Photo Release -- Calling All Mayors - A National Challenge for Water

With U.S. Water Bills Expected to Triple, National Mayor's Challenge for Water Conservation, March 30-April 30, Asks Mayors to Take Leadership Role for Future of Water

Aliso Viejo, California, UNITED STATES

LOS ANGELES, March 1, 2012 (GLOBE NEWSWIRE) -- With the nation facing $1 trillion in water infrastructure improvements in the next 25 years, a group of federal, non-profit, private, and local organizations are asking mayors across the nation to compete next month to see who can inspire the most residents in their cities to become the most "water wise."

A photo accompanying this release is available at

The mayors earn bragging rights from winning the Mayor's Challenge for Water Conservation, a non-profit competition, March 30-April 30, to see which leaders can best inspire their residents to make a series of informative, easy-to-use online pledges aimed at drastically slashing water and energy use across the nation. In return residents can win a Toyota Prius Hybrid from national presenting partner Toyota, water saving fixtures, and hundreds of other prizes. The program is in celebration of the 40th Anniversary of the Clean Water Act.

"The mayor's challenge gives communities a way to come together for one very important reason — the future of our planet," says famed marine artist Wyland, who piloted the Mayor's Challenge concept to more than 200 South Florida and Southern California cities in 2009 and 2011. "We see mayors making gentleman's bets over who will win college football games. Here's a way for them to take on an even more important challenge in a friendly, competitive way."

Water bills are expected to triple in the U.S. in some areas of the country between now and 2035. With support from Toyota, US Environmental Protection Agency, EPA WaterSense, US Forest Service, NOAA, National Geographic Explorer in Residence Dr. Sylvia Earle, WaterPik, Rain Bird, Lowe's and STERLING Plumbing, mayors nationwide are encouraged to challenge their residents to conserve water, save energy, and reduce pollution on behalf of their city at throughout the month of April, a habit the cities hope to see become permanent. The cities of Los Angeles, Honolulu, and Redondo Beach were among the first to accept the challenge. Other mayors are following suit by issuing council resolutions, creating steering committees, and using the city's "highest" seat to urge their residents to save water, energy, and reduce pollution. 

Cities will be divided into four regions (West, Midwest, South and Northeast) and categorized by population (5,000-30,000 residents, 30,001-100,000 residents, 100,000+ residents). Cities with the highest percentage of residents who take the challenge win. Participants in the winning cities will be eligible to win over $50,000 in prizes, including the Grand Prize of a Toyota Prius Hybrid, as well as custom-designed sprinkler systems from Rain Bird, Eco-Flow Showerheads from WaterPik, Sterling water-saving toilets, and hundreds of gift cards from Lowe's. Residents will also discover resources in their area to take their commitment of conservation even further, from regional water and energy resource issues to cost-saving tips at home.

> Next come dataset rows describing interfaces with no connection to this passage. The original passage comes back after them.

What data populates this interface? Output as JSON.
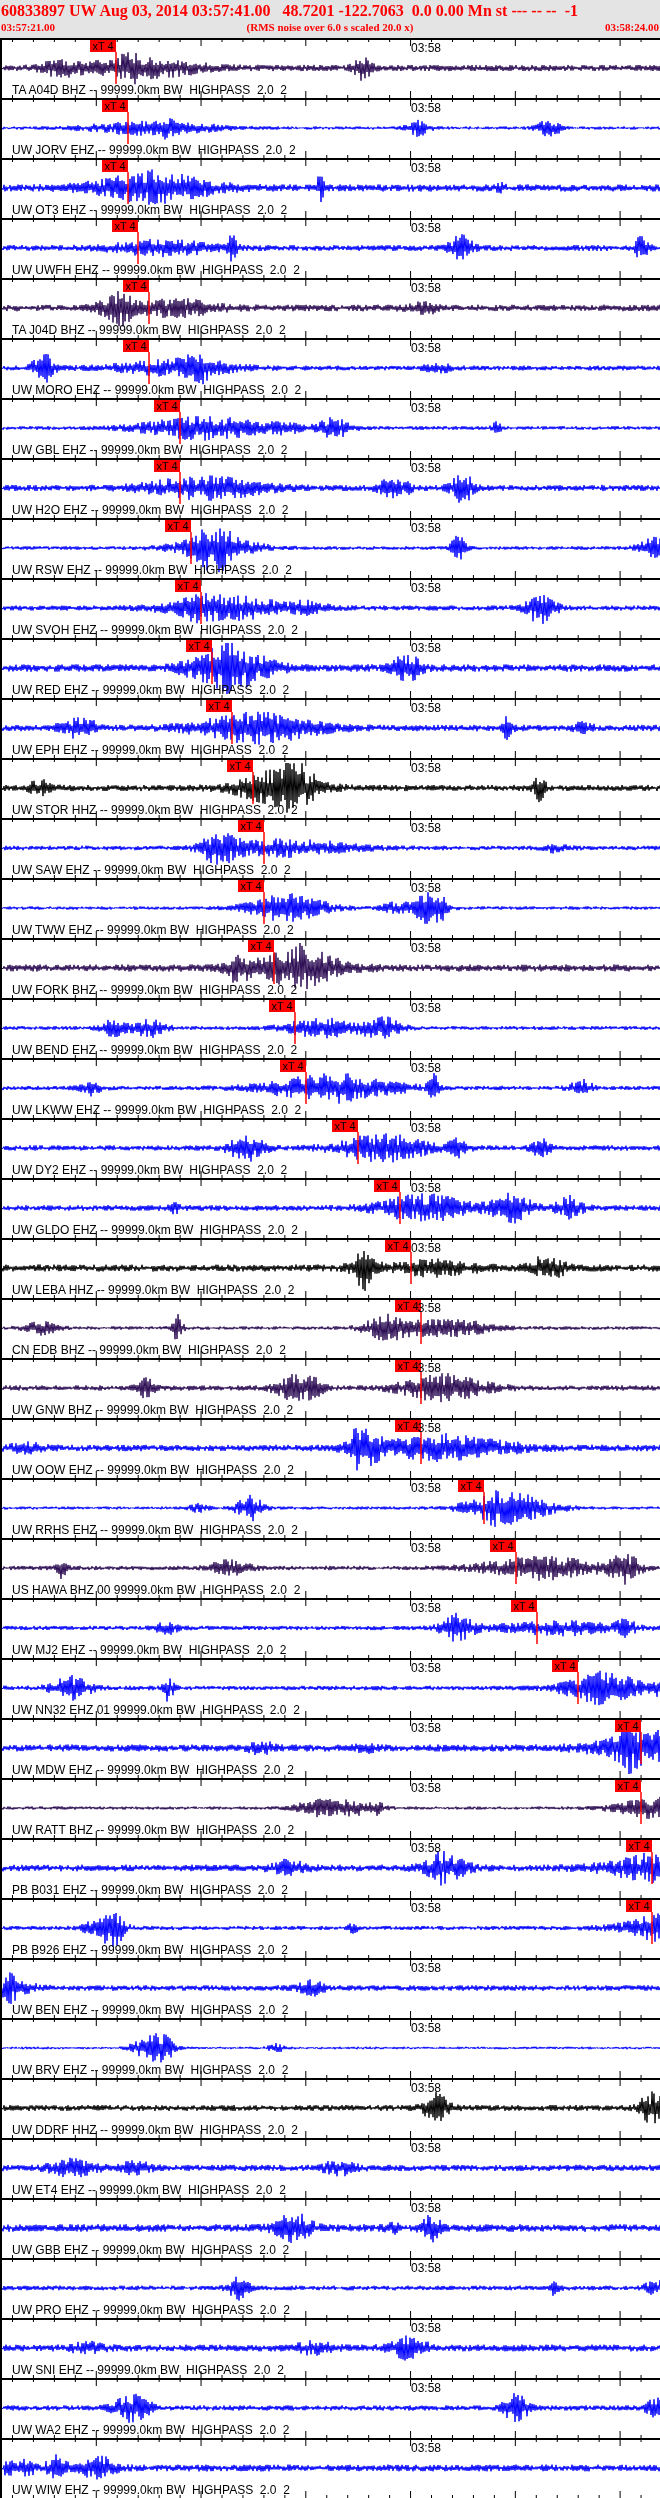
{
  "header": {
    "title": "60833897 UW Aug 03, 2014 03:57:41.00   48.7201 -122.7063  0.0 0.00 Mn st --- -- --  -1",
    "start_time": "03:57:21.00",
    "note": "(RMS noise over 6.0 s scaled 20.0 x)",
    "end_time": "03:58:24.00"
  },
  "traces": [
    {
      "label": "TA A04D BHZ -- 99999.0km BW  HIGHPASS  2.0  2",
      "time_label": "03:58",
      "color": "#2a0a52",
      "pick": {
        "label": "xT 4"
      }
    },
    {
      "label": "UW JORV EHZ -- 99999.0km BW  HIGHPASS  2.0  2",
      "time_label": "03:58",
      "color": "#0000ff",
      "pick": {
        "label": "xT 4"
      }
    },
    {
      "label": "UW OT3 EHZ -- 99999.0km BW  HIGHPASS  2.0  2",
      "time_label": "03:58",
      "color": "#0000ff",
      "pick": {
        "label": "xT 4"
      }
    },
    {
      "label": "UW UWFH EHZ -- 99999.0km BW  HIGHPASS  2.0  2",
      "time_label": "03:58",
      "color": "#0000ff",
      "pick": {
        "label": "xT 4"
      }
    },
    {
      "label": "TA J04D BHZ -- 99999.0km BW  HIGHPASS  2.0  2",
      "time_label": "03:58",
      "color": "#2a0a52",
      "pick": {
        "label": "xT 4"
      }
    },
    {
      "label": "UW MORO EHZ -- 99999.0km BW  HIGHPASS  2.0  2",
      "time_label": "03:58",
      "color": "#0000ff",
      "pick": {
        "label": "xT 4"
      }
    },
    {
      "label": "UW GBL EHZ -- 99999.0km BW  HIGHPASS  2.0  2",
      "time_label": "03:58",
      "color": "#0000ff",
      "pick": {
        "label": "xT 4"
      }
    },
    {
      "label": "UW H2O EHZ -- 99999.0km BW  HIGHPASS  2.0  2",
      "time_label": "03:58",
      "color": "#0000ff",
      "pick": {
        "label": "xT 4"
      }
    },
    {
      "label": "UW RSW EHZ -- 99999.0km BW  HIGHPASS  2.0  2",
      "time_label": "03:58",
      "color": "#0000ff",
      "pick": {
        "label": "xT 4"
      }
    },
    {
      "label": "UW SVOH EHZ -- 99999.0km BW  HIGHPASS  2.0  2",
      "time_label": "03:58",
      "color": "#0000ff",
      "pick": {
        "label": "xT 4"
      }
    },
    {
      "label": "UW RED EHZ -- 99999.0km BW  HIGHPASS  2.0  2",
      "time_label": "03:58",
      "color": "#0000ff",
      "pick": {
        "label": "xT 4"
      }
    },
    {
      "label": "UW EPH EHZ -- 99999.0km BW  HIGHPASS  2.0  2",
      "time_label": "03:58",
      "color": "#0000ff",
      "pick": {
        "label": "xT 4"
      }
    },
    {
      "label": "UW STOR HHZ -- 99999.0km BW  HIGHPASS  2.0  2",
      "time_label": "03:58",
      "color": "#000000",
      "pick": {
        "label": "xT 4"
      }
    },
    {
      "label": "UW SAW EHZ -- 99999.0km BW  HIGHPASS  2.0  2",
      "time_label": "03:58",
      "color": "#0000ff",
      "pick": {
        "label": "xT 4"
      }
    },
    {
      "label": "UW TWW EHZ -- 99999.0km BW  HIGHPASS  2.0  2",
      "time_label": "03:58",
      "color": "#0000ff",
      "pick": {
        "label": "xT 4"
      }
    },
    {
      "label": "UW FORK BHZ -- 99999.0km BW  HIGHPASS  2.0  2",
      "time_label": "03:58",
      "color": "#2a0a52",
      "pick": {
        "label": "xT 4"
      }
    },
    {
      "label": "UW BEND EHZ -- 99999.0km BW  HIGHPASS  2.0  2",
      "time_label": "03:58",
      "color": "#0000ff",
      "pick": {
        "label": "xT 4"
      }
    },
    {
      "label": "UW LKWW EHZ -- 99999.0km BW  HIGHPASS  2.0  2",
      "time_label": "03:58",
      "color": "#0000ff",
      "pick": {
        "label": "xT 4"
      }
    },
    {
      "label": "UW DY2 EHZ -- 99999.0km BW  HIGHPASS  2.0  2",
      "time_label": "03:58",
      "color": "#0000ff",
      "pick": {
        "label": "xT 4"
      }
    },
    {
      "label": "UW GLDO EHZ -- 99999.0km BW  HIGHPASS  2.0  2",
      "time_label": "03:58",
      "color": "#0000ff",
      "pick": {
        "label": "xT 4"
      }
    },
    {
      "label": "UW LEBA HHZ -- 99999.0km BW  HIGHPASS  2.0  2",
      "time_label": "03:58",
      "color": "#000000",
      "pick": {
        "label": "xT 4"
      }
    },
    {
      "label": "CN EDB BHZ -- 99999.0km BW  HIGHPASS  2.0  2",
      "time_label": "3:58",
      "color": "#2a0a52",
      "pick": {
        "label": "xT 4"
      }
    },
    {
      "label": "UW GNW BHZ -- 99999.0km BW  HIGHPASS  2.0  2",
      "time_label": "3:58",
      "color": "#2a0a52",
      "pick": {
        "label": "xT 4"
      }
    },
    {
      "label": "UW OOW EHZ -- 99999.0km BW  HIGHPASS  2.0  2",
      "time_label": "3:58",
      "color": "#0000ff",
      "pick": {
        "label": "xT 4"
      }
    },
    {
      "label": "UW RRHS EHZ -- 99999.0km BW  HIGHPASS  2.0  2",
      "time_label": "03:58",
      "color": "#0000ff",
      "pick": {
        "label": "xT 4"
      }
    },
    {
      "label": "US HAWA BHZ 00 99999.0km BW  HIGHPASS  2.0  2",
      "time_label": "03:58",
      "color": "#2a0a52",
      "pick": {
        "label": "xT 4"
      }
    },
    {
      "label": "UW MJ2 EHZ -- 99999.0km BW  HIGHPASS  2.0  2",
      "time_label": "03:58",
      "color": "#0000ff",
      "pick": {
        "label": "xT 4"
      }
    },
    {
      "label": "UW NN32 EHZ 01 99999.0km BW  HIGHPASS  2.0  2",
      "time_label": "03:58",
      "color": "#0000ff",
      "pick": {
        "label": "xT 4"
      }
    },
    {
      "label": "UW MDW EHZ -- 99999.0km BW  HIGHPASS  2.0  2",
      "time_label": "03:58",
      "color": "#0000ff",
      "pick": {
        "label": "xT 4"
      }
    },
    {
      "label": "UW RATT BHZ -- 99999.0km BW  HIGHPASS  2.0  2",
      "time_label": "03:58",
      "color": "#2a0a52",
      "pick": {
        "label": "xT 4"
      }
    },
    {
      "label": "PB B031 EHZ -- 99999.0km BW  HIGHPASS  2.0  2",
      "time_label": "03:58",
      "color": "#0000ff",
      "pick": {
        "label": "xT 4"
      }
    },
    {
      "label": "PB B926 EHZ -- 99999.0km BW  HIGHPASS  2.0  2",
      "time_label": "03:58",
      "color": "#0000ff",
      "pick": {
        "label": "xT 4"
      }
    },
    {
      "label": "UW BEN EHZ -- 99999.0km BW  HIGHPASS  2.0  2",
      "time_label": "03:58",
      "color": "#0000ff"
    },
    {
      "label": "UW BRV EHZ -- 99999.0km BW  HIGHPASS  2.0  2",
      "time_label": "03:58",
      "color": "#0000ff"
    },
    {
      "label": "UW DDRF HHZ -- 99999.0km BW  HIGHPASS  2.0  2",
      "time_label": "03:58",
      "color": "#000000"
    },
    {
      "label": "UW ET4 EHZ -- 99999.0km BW  HIGHPASS  2.0  2",
      "time_label": "03:58",
      "color": "#0000ff"
    },
    {
      "label": "UW GBB EHZ -- 99999.0km BW  HIGHPASS  2.0  2",
      "time_label": "03:58",
      "color": "#0000ff"
    },
    {
      "label": "UW PRO EHZ -- 99999.0km BW  HIGHPASS  2.0  2",
      "time_label": "03:58",
      "color": "#0000ff"
    },
    {
      "label": "UW SNI EHZ -- 99999.0km BW  HIGHPASS  2.0  2",
      "time_label": "03:58",
      "color": "#0000ff"
    },
    {
      "label": "UW WA2 EHZ -- 99999.0km BW  HIGHPASS  2.0  2",
      "time_label": "03:58",
      "color": "#0000ff"
    },
    {
      "label": "UW WIW EHZ -- 99999.0km BW  HIGHPASS  2.0  2",
      "time_label": "03:58",
      "color": "#0000ff"
    }
  ]
}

IMPORTANT NOTE: Mayors can participate by signing online letter of support. The challenge is free to cities. For information, cities can call 949 643-7070 and request participation information.

About the Wyland Foundation

Founded in 1993 by environmental artist Wyland (best known for his series of 100 monumental marine life murals), the Wyland Foundation, a 501c3 non-profit organization, is actively engaged in teaching millions of students around the county about our ocean, rivers, lakes streams, and wetlands. The foundation's latest project, FOCUS (Forests, Oceans, Climate – and us) brings together the U.S. Forest Service, NOAA, and numerous non-profits to teach young people about the future of our water supplies, climate, and global health.

Key Facts (Source U.S. EPA):

American households lose more than 1 trillion gallons of water each year due to leaky pipes, toilets, showerheads and other fixtures. That's equal to the water supply used by Arizona, Utah, Colorado, and New Mexico for more than a year.

The average American home leaks more than 10,000 gallons of water per year, which is equivalent to the water needed to wash 280 loads of laundry, take more than 600 showers or meet the average family's water needs for a month.

The photo is also available at Newscom,, and via AP PhotoExpress.

U.S Mayors Go Head to Head to Save Water